Stored dataset items:
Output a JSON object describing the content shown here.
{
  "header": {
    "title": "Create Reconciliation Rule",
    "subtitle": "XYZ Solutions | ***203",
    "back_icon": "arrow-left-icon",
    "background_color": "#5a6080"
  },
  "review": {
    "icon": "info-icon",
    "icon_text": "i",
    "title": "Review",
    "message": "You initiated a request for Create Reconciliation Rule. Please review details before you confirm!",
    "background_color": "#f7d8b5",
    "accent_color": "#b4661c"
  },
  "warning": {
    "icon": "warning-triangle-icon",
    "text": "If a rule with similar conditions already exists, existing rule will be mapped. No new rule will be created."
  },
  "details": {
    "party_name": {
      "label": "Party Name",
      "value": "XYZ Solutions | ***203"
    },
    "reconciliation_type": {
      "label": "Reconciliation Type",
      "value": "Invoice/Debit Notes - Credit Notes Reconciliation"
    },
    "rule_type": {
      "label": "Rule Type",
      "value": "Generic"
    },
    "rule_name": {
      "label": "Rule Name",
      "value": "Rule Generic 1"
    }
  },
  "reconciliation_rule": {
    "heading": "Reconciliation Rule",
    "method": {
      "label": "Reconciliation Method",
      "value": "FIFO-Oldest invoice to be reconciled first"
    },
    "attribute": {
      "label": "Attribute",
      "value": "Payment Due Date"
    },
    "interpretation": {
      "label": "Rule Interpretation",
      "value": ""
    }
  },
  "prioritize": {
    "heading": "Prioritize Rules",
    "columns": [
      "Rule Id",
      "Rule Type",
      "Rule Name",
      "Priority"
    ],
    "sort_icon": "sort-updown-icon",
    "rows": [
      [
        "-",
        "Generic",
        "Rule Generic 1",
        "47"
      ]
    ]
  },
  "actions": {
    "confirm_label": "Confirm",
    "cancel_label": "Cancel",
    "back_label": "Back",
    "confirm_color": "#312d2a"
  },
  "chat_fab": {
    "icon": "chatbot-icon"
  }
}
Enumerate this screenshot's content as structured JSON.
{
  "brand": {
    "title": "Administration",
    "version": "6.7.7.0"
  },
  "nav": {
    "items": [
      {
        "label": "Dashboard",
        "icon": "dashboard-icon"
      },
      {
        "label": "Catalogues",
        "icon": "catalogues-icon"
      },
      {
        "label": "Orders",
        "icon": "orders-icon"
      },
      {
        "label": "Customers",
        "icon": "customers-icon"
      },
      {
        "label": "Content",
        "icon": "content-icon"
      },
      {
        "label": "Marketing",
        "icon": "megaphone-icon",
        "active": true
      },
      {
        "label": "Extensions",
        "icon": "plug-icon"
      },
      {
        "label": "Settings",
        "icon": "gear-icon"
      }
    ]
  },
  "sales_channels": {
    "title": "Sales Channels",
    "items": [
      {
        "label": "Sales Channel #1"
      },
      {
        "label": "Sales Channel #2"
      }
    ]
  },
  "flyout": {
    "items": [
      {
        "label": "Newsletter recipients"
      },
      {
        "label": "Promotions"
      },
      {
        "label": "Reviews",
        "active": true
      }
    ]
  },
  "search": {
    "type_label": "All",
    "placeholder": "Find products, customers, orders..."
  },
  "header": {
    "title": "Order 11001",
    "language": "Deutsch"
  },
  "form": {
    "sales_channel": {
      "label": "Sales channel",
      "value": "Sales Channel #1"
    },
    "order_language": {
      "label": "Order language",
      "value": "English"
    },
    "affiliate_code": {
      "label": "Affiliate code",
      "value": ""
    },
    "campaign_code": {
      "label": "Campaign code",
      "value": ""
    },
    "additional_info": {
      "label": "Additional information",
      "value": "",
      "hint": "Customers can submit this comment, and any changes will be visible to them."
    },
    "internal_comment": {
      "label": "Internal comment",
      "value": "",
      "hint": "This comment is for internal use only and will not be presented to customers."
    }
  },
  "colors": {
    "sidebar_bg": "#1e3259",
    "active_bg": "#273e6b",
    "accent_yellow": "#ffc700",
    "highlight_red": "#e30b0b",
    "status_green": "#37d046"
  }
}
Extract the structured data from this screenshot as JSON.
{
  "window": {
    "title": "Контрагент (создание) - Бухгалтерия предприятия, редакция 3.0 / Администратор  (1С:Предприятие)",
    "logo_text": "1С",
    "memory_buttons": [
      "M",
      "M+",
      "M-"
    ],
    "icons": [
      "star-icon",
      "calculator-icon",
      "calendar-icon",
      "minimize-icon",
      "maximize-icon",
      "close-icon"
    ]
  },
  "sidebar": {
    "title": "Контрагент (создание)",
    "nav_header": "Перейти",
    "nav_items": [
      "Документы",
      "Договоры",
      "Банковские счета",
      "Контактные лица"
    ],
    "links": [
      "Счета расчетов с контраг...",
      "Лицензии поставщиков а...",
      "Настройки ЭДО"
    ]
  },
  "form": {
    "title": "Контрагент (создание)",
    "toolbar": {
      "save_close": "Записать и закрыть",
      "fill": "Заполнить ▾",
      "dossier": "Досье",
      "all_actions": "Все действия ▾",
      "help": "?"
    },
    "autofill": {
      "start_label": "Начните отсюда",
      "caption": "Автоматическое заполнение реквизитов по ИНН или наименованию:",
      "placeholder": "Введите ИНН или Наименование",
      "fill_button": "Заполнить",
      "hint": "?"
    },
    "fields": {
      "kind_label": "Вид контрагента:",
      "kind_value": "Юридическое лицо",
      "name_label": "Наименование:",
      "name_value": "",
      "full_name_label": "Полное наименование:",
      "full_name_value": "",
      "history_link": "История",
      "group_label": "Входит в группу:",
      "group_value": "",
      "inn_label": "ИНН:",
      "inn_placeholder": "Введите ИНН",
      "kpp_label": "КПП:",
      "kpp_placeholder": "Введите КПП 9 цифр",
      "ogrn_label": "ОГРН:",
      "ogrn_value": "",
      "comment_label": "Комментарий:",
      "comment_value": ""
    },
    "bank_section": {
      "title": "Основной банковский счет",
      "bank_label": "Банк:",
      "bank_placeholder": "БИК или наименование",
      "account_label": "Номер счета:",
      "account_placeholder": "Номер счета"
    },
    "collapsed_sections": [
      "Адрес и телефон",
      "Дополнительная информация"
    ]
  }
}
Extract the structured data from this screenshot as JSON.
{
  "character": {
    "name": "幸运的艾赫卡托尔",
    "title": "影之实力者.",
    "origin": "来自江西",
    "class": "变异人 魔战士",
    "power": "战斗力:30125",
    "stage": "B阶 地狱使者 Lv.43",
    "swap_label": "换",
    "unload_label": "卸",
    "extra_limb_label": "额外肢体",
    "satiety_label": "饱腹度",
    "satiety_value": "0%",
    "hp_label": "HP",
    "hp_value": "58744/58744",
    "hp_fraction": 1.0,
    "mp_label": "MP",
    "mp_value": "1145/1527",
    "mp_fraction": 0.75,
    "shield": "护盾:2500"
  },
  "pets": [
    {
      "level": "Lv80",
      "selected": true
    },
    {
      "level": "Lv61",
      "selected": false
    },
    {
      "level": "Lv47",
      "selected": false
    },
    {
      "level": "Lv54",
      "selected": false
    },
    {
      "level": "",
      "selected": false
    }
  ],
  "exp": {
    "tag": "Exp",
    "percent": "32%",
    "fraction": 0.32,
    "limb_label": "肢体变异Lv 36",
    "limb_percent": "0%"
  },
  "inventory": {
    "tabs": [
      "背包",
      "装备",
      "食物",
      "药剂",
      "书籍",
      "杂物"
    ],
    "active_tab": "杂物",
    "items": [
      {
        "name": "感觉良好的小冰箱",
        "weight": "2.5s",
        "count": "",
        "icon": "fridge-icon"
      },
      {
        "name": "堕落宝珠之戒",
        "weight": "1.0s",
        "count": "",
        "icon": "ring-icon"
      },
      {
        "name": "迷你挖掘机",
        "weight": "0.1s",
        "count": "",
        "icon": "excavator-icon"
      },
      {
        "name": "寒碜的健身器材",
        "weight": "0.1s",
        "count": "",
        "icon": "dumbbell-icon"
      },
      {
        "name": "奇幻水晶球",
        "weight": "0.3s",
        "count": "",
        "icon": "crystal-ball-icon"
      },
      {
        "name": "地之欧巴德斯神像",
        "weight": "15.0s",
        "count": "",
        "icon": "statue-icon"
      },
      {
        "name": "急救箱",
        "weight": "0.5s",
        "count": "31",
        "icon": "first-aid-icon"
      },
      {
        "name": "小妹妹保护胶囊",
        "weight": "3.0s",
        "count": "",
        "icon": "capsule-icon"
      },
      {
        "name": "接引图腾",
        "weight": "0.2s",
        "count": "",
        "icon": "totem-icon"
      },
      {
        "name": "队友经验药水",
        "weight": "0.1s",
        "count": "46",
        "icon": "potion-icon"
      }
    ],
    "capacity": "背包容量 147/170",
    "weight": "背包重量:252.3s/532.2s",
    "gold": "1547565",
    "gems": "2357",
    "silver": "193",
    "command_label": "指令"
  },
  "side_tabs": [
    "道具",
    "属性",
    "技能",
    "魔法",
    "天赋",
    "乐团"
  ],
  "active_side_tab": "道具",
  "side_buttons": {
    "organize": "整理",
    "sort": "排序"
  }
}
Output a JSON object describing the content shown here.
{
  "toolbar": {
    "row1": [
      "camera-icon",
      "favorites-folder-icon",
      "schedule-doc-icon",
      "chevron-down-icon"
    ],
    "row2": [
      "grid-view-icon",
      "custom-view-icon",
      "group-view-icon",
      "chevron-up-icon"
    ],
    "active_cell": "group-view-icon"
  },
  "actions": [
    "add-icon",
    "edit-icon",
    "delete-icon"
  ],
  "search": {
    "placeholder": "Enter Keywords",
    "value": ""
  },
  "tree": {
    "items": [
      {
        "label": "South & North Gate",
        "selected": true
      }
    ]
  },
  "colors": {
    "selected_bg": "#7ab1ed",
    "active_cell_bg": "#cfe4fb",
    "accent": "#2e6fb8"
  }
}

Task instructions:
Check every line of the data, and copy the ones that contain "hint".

Output:
      "hint": "Customers can submit this comment, and any changes will be visible to them."
      "hint": "This comment is for internal use only and will not be presented to customers."
      "hint": "?"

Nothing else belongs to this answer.